Although the winter holidays aren’t quite over yet, the CONVERGE mission to Palmer Station, Antarctica, has begun. On the day after Christmas, some 32 scientists, postdoctoral fellows, and students said goodbye to their families, left North America, and flew down the entire length of South America. Now we’re all at the skinny tip of the continent, in Punta Arenas, Chile, on the shores of the Strait of Magellan.
Across the water lies Tierra del Fuego; beyond it is Cape Horn; and beyond that is the Drake Passage and Antarctica. We’ll be there in about five days. Now is the time to buy last-minute supplies like sunscreen, chocolate, and seasickness medicine; to try on our Extreme Cold Weather gear to make sure it fits; and to fit all of our gear and supplies onto the ship that will take us across to Antarctica.
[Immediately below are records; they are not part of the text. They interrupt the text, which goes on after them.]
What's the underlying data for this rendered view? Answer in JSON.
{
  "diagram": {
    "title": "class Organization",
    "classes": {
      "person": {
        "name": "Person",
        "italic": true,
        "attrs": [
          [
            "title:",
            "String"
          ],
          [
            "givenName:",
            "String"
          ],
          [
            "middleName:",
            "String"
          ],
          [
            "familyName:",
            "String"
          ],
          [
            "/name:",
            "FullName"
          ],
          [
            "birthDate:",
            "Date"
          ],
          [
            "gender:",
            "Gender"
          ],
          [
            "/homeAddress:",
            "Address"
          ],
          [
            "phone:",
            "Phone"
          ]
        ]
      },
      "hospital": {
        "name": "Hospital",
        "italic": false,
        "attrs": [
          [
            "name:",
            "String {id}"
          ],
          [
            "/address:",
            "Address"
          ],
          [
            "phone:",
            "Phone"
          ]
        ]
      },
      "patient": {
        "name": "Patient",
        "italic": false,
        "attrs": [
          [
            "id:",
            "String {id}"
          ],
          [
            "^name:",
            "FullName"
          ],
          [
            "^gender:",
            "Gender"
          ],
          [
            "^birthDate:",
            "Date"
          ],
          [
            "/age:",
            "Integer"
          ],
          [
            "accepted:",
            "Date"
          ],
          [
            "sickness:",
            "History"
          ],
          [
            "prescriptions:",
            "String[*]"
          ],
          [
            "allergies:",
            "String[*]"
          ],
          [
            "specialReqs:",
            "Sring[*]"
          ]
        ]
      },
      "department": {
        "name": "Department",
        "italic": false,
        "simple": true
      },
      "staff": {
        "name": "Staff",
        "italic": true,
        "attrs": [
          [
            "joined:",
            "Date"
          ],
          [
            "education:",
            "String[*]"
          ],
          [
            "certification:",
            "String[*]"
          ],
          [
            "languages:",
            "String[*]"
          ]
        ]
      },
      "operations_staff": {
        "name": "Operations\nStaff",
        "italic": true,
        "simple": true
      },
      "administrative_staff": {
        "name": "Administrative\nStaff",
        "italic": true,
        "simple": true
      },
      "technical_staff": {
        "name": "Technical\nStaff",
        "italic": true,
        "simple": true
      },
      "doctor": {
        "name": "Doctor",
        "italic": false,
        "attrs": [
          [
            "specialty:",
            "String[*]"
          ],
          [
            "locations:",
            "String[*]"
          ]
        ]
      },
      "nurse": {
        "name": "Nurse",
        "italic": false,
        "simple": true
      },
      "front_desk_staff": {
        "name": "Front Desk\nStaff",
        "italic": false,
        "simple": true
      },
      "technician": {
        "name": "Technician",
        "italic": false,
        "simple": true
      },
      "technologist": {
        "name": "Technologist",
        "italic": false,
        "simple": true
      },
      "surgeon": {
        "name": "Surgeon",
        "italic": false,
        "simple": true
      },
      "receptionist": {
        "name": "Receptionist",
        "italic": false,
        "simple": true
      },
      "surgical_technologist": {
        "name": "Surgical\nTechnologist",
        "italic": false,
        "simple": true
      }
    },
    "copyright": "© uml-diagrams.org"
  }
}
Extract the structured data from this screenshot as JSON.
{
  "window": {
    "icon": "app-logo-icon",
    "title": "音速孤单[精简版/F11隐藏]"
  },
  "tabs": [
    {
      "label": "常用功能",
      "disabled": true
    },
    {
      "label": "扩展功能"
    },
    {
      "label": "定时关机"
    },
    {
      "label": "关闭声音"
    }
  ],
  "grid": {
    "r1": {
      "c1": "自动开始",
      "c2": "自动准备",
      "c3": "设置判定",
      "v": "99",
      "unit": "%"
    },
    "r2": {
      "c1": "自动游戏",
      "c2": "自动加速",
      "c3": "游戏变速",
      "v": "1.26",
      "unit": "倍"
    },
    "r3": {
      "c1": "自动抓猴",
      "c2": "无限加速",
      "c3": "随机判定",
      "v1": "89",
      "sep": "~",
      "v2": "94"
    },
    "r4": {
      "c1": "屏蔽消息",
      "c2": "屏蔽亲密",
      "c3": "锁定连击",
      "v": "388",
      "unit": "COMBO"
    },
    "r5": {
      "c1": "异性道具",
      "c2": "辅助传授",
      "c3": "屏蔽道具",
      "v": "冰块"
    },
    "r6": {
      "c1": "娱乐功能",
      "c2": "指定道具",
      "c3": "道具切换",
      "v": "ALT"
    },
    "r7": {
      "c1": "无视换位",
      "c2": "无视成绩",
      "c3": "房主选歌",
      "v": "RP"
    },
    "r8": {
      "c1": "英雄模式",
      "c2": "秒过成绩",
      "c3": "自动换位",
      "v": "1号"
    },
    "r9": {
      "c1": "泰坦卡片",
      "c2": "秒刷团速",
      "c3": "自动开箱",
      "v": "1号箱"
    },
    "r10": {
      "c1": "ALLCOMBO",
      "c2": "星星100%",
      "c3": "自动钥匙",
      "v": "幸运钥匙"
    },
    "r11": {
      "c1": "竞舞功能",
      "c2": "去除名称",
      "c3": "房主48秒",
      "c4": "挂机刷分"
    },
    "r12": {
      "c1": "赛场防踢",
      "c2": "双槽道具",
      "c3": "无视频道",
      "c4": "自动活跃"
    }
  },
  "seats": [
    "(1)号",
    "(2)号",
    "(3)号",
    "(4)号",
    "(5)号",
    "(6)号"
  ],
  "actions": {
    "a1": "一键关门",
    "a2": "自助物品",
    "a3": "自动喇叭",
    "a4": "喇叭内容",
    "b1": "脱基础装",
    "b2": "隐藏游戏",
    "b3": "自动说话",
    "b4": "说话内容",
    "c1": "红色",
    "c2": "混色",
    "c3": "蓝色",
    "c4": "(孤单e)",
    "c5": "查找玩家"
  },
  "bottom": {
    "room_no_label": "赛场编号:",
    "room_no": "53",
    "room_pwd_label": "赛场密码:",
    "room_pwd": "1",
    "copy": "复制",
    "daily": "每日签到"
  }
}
Read more about the preparations in our slideshow:
We’re now cruising slowly eastward through the Strait of Magellan. We’ll cross into Argentine waters and then turn south toward the Drake Passage, one of the most fearsome stretches of ocean on Earth. So far the forecast looks like fairly good weather, and the scientists are looking forward to seeing dolphins, penguins, whales, albatrosses, and other wildlife. While we’re at sea we’ll have little contact with the outside world—but we’ll transmit updates via a satellite connection to let you know how we’re doing and what we’re seeing.